▶ **WHAT THE EXERCISE ASKS**:
Your answer must be an exact copy of the entries below, with every picture removed.

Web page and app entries
^^^^^^^^^^^^^^^^
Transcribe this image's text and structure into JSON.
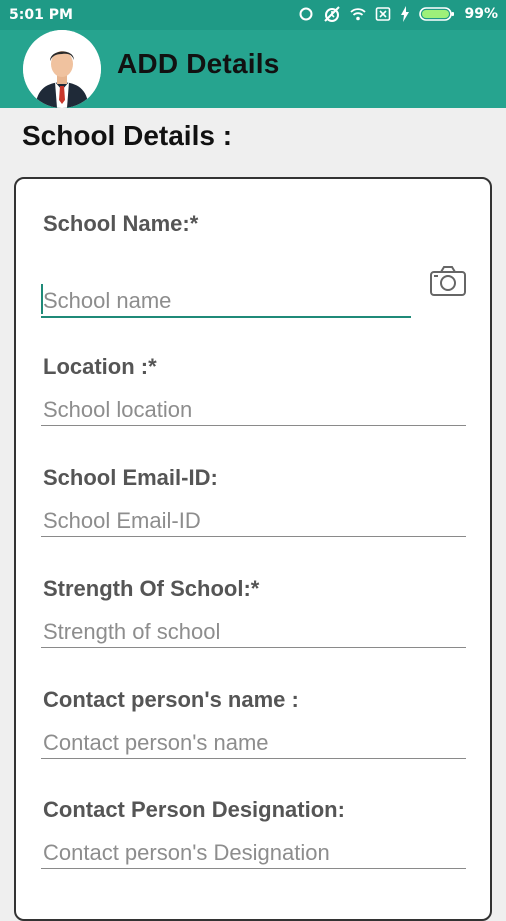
{
  "status_bar": {
    "time": "5:01 PM",
    "battery": "99%",
    "icons": [
      "sync-icon",
      "alarm-off-icon",
      "wifi-icon",
      "no-sim-icon",
      "charging-icon",
      "battery-icon"
    ]
  },
  "app_bar": {
    "title": "ADD Details",
    "avatar_icon": "businessman-avatar"
  },
  "section_title": "School Details :",
  "form": {
    "school_name": {
      "label": "School Name:*",
      "placeholder": "School name"
    },
    "location": {
      "label": "Location :*",
      "placeholder": "School location"
    },
    "email": {
      "label": "School Email-ID:",
      "placeholder": "School Email-ID"
    },
    "strength": {
      "label": "Strength Of School:*",
      "placeholder": "Strength of school"
    },
    "contact_name": {
      "label": "Contact person's name :",
      "placeholder": "Contact person's name"
    },
    "contact_designation": {
      "label": "Contact Person Designation:",
      "placeholder": "Contact person's Designation"
    }
  },
  "camera_icon": "camera-icon",
  "colors": {
    "status_bar": "#1f9a86",
    "app_bar": "#26a48f",
    "accent": "#1f8a78",
    "background": "#efefef"
  }
}
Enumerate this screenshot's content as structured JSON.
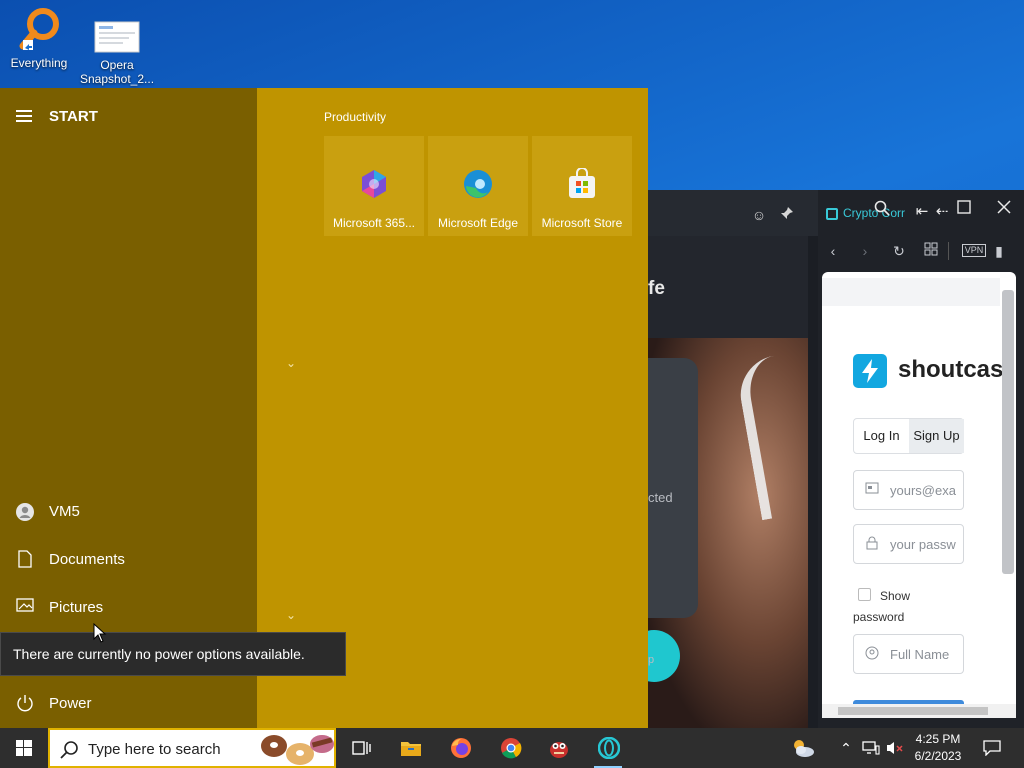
{
  "desktop": {
    "icons": [
      {
        "label": "Everything"
      },
      {
        "label": "Opera\nSnapshot_2..."
      }
    ]
  },
  "start_menu": {
    "title": "START",
    "nav": [
      {
        "label": "VM5",
        "icon": "user-icon"
      },
      {
        "label": "Documents",
        "icon": "document-icon"
      },
      {
        "label": "Pictures",
        "icon": "pictures-icon"
      },
      {
        "label": "Power",
        "icon": "power-icon"
      }
    ],
    "group_title": "Productivity",
    "tiles": [
      {
        "label": "Microsoft 365...",
        "icon": "microsoft-365-icon"
      },
      {
        "label": "Microsoft Edge",
        "icon": "edge-icon"
      },
      {
        "label": "Microsoft Store",
        "icon": "store-icon"
      }
    ],
    "tooltip": "There are currently no power options available."
  },
  "opera": {
    "fragment_heading": "fe",
    "fragment_status": "cted",
    "fragment_small": "p",
    "panel_title": "Crypto Corr",
    "toolbar": {
      "vpn_label": "VPN"
    },
    "page": {
      "logo_text": "shoutcas",
      "login_tab": "Log In",
      "signup_tab": "Sign Up",
      "email_placeholder": "yours@exa",
      "password_placeholder": "your passw",
      "show_password": "Show password",
      "fullname_placeholder": "Full Name"
    }
  },
  "taskbar": {
    "search_placeholder": "Type here to search",
    "apps": [
      "task-view-icon",
      "file-explorer-icon",
      "firefox-icon",
      "chrome-icon",
      "game-app-icon",
      "opera-icon"
    ],
    "clock_time": "4:25 PM",
    "clock_date": "6/2/2023"
  },
  "colors": {
    "start_left": "#7a5f00",
    "start_right": "#bf9400",
    "tile": "#c9a010",
    "accent_teal": "#1fc7cf"
  }
}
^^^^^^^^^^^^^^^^
▶ **EXERCISE OUTPUT**:
Transcribe this image's text and structure into JSON.
{
  "status_bar": {
    "time": "5:01 PM",
    "battery": "99%",
    "icons": [
      "sync-icon",
      "alarm-off-icon",
      "wifi-icon",
      "no-sim-icon",
      "charging-icon",
      "battery-icon"
    ]
  },
  "app_bar": {
    "title": "ADD Details",
    "avatar_icon": "businessman-avatar"
  },
  "section_title": "School Details :",
  "form": {
    "school_name": {
      "label": "School Name:*",
      "placeholder": "School name"
    },
    "location": {
      "label": "Location :*",
      "placeholder": "School location"
    },
    "email": {
      "label": "School Email-ID:",
      "placeholder": "School Email-ID"
    },
    "strength": {
      "label": "Strength Of School:*",
      "placeholder": "Strength of school"
    },
    "contact_name": {
      "label": "Contact person's name :",
      "placeholder": "Contact person's name"
    },
    "contact_designation": {
      "label": "Contact Person Designation:",
      "placeholder": "Contact person's Designation"
    }
  },
  "camera_icon": "camera-icon",
  "colors": {
    "status_bar": "#1f9a86",
    "app_bar": "#26a48f",
    "accent": "#1f8a78",
    "background": "#efefef"
  }
}
Enumerate this screenshot's content as structured JSON.
{
  "desktop": {
    "icons": [
      {
        "label": "Everything"
      },
      {
        "label": "Opera\nSnapshot_2..."
      }
    ]
  },
  "start_menu": {
    "title": "START",
    "nav": [
      {
        "label": "VM5",
        "icon": "user-icon"
      },
      {
        "label": "Documents",
        "icon": "document-icon"
      },
      {
        "label": "Pictures",
        "icon": "pictures-icon"
      },
      {
        "label": "Power",
        "icon": "power-icon"
      }
    ],
    "group_title": "Productivity",
    "tiles": [
      {
        "label": "Microsoft 365...",
        "icon": "microsoft-365-icon"
      },
      {
        "label": "Microsoft Edge",
        "icon": "edge-icon"
      },
      {
        "label": "Microsoft Store",
        "icon": "store-icon"
      }
    ],
    "tooltip": "There are currently no power options available."
  },
  "opera": {
    "fragment_heading": "fe",
    "fragment_status": "cted",
    "fragment_small": "p",
    "panel_title": "Crypto Corr",
    "toolbar": {
      "vpn_label": "VPN"
    },
    "page": {
      "logo_text": "shoutcas",
      "login_tab": "Log In",
      "signup_tab": "Sign Up",
      "email_placeholder": "yours@exa",
      "password_placeholder": "your passw",
      "show_password": "Show password",
      "fullname_placeholder": "Full Name"
    }
  },
  "taskbar": {
    "search_placeholder": "Type here to search",
    "apps": [
      "task-view-icon",
      "file-explorer-icon",
      "firefox-icon",
      "chrome-icon",
      "game-app-icon",
      "opera-icon"
    ],
    "clock_time": "4:25 PM",
    "clock_date": "6/2/2023"
  },
  "colors": {
    "start_left": "#7a5f00",
    "start_right": "#bf9400",
    "tile": "#c9a010",
    "accent_teal": "#1fc7cf"
  }
}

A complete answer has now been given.